Papering over their differences, the G20 agreed to halve deficits by 2013, which sounded bold but in reality was nothing beyond what governments -- including the United States -- had already promised. That pledge exempted Japan, which carries the largest government debt burden as a percentage of GDP.
The IMF told leaders that if they adopted complementary domestic economic policies, global output could be $4 trillion higher in the medium term than if they go their separate ways.
Divisions have deepened as the pace of recovery diverges. The United States, Europe and Japan appear stuck in neutral while emerging markets charge ahead.
This was supposed to be the culmination of two years of G20 cooperation, marking the end of crisis and the beginning of a new era of shared growth.
Although leaders are expected to endorse a deepening of the "framework" first agreed in Pittsburgh, the frictions are unmistakable.
Currencies have moved to the center. A weak U.S. dollar, a consequence of slow growth and the Federal Reserve's easy money policy, has sent investors into higher-yielding markets, raising the risk of asset bubbles and inflation.
Regulatory reform remains unfinished. Although leaders will most likely approve "Basel III" reforms of bank capital rules, they have yet to figure out how to safely shut down large, international firms in danger of collapsing.
Leaders will no doubt put on a show of unity this week, heralding accomplishments such as extending the "Framework" and promising to avoid competitive currency devaluations.

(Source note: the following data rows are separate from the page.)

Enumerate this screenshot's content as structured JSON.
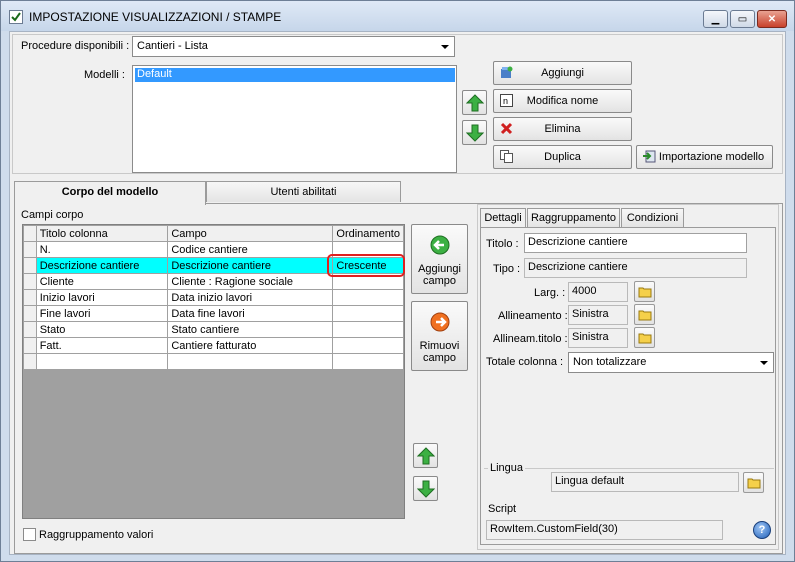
{
  "window": {
    "title": "IMPOSTAZIONE VISUALIZZAZIONI / STAMPE"
  },
  "top": {
    "procedure_label": "Procedure disponibili :",
    "procedure_value": "Cantieri - Lista",
    "modelli_label": "Modelli :",
    "modelli_items": [
      "Default"
    ],
    "buttons": {
      "add": "Aggiungi",
      "rename": "Modifica nome",
      "delete": "Elimina",
      "duplicate": "Duplica",
      "import": "Importazione modello"
    }
  },
  "tabs": {
    "corpo": "Corpo del modello",
    "utenti": "Utenti abilitati"
  },
  "campi": {
    "label": "Campi corpo",
    "headers": [
      "Titolo colonna",
      "Campo",
      "Ordinamento"
    ],
    "rows": [
      {
        "titolo": "N.",
        "campo": "Codice cantiere",
        "ordinamento": ""
      },
      {
        "titolo": "Descrizione cantiere",
        "campo": "Descrizione cantiere",
        "ordinamento": "Crescente"
      },
      {
        "titolo": "Cliente",
        "campo": "Cliente : Ragione sociale",
        "ordinamento": ""
      },
      {
        "titolo": "Inizio lavori",
        "campo": "Data inizio lavori",
        "ordinamento": ""
      },
      {
        "titolo": "Fine lavori",
        "campo": "Data fine lavori",
        "ordinamento": ""
      },
      {
        "titolo": "Stato",
        "campo": "Stato cantiere",
        "ordinamento": ""
      },
      {
        "titolo": "Fatt.",
        "campo": "Cantiere fatturato",
        "ordinamento": ""
      },
      {
        "titolo": "",
        "campo": "",
        "ordinamento": ""
      }
    ],
    "add_field": "Aggiungi campo",
    "remove_field": "Rimuovi campo",
    "group_values": "Raggruppamento valori"
  },
  "details": {
    "tabs": [
      "Dettagli",
      "Raggruppamento",
      "Condizioni"
    ],
    "titolo_label": "Titolo :",
    "titolo_value": "Descrizione cantiere",
    "tipo_label": "Tipo :",
    "tipo_value": "Descrizione cantiere",
    "larg_label": "Larg. :",
    "larg_value": "4000",
    "allineamento_label": "Allineamento :",
    "allineamento_value": "Sinistra",
    "allineam_titolo_label": "Allineam.titolo :",
    "allineam_titolo_value": "Sinistra",
    "totale_label": "Totale colonna :",
    "totale_value": "Non totalizzare",
    "lingua_label": "Lingua",
    "lingua_value": "Lingua default",
    "script_label": "Script",
    "script_value": "RowItem.CustomField(30)"
  },
  "colors": {
    "selection": "#00ffff",
    "highlight_ring": "#e02020",
    "listbox_selection": "#3399ff"
  }
}
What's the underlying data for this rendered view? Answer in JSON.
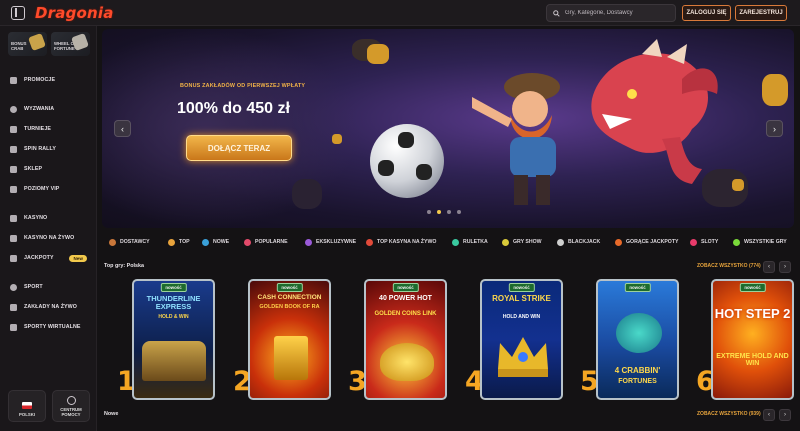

Unless they can defuse the growing tensions, however, questions will remain about whether this group that could shine in crisis is now too unwieldy and diverse to effectively safeguard the recovery. (Editing by Tomasz Janowski)